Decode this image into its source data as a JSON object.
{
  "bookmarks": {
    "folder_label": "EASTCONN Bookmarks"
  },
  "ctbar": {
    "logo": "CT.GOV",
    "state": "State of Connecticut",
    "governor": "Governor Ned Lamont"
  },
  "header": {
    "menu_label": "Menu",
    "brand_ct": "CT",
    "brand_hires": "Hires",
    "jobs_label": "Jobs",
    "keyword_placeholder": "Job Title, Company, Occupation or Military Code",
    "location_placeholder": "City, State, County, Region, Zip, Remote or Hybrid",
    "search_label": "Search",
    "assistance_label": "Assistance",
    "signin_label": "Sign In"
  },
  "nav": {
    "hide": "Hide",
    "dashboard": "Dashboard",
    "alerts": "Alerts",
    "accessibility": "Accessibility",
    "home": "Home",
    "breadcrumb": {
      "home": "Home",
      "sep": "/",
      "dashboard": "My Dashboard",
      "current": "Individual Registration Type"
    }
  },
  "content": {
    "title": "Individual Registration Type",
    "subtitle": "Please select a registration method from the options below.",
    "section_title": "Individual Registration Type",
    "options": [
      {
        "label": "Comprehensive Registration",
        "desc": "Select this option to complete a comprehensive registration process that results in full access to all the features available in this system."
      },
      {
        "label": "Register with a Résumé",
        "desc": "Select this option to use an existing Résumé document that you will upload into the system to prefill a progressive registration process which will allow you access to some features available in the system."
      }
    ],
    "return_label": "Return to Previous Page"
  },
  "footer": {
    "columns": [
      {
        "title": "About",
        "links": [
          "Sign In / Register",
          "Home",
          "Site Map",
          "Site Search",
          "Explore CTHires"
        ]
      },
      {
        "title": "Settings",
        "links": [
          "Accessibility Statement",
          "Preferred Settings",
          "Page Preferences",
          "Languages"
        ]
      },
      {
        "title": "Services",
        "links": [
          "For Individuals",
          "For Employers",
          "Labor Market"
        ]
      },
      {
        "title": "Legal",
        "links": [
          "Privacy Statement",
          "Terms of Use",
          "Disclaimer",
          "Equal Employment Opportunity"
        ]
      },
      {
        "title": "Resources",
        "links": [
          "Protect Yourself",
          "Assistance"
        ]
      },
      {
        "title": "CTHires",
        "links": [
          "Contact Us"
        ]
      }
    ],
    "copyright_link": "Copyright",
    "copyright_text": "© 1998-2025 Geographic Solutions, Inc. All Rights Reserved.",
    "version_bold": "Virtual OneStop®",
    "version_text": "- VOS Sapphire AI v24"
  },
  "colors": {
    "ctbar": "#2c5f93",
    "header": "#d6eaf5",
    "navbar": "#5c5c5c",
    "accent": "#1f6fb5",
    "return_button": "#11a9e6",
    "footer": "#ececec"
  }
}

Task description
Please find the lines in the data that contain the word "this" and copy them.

Written response
Decode this image into its source data as a JSON object.
        "desc": "Select this option to complete a comprehensive registration process that results in full access to all the features available in this system."
        "desc": "Select this option to use an existing Résumé document that you will upload into the system to prefill a progressive registration process which will allow you access to some features available in the system."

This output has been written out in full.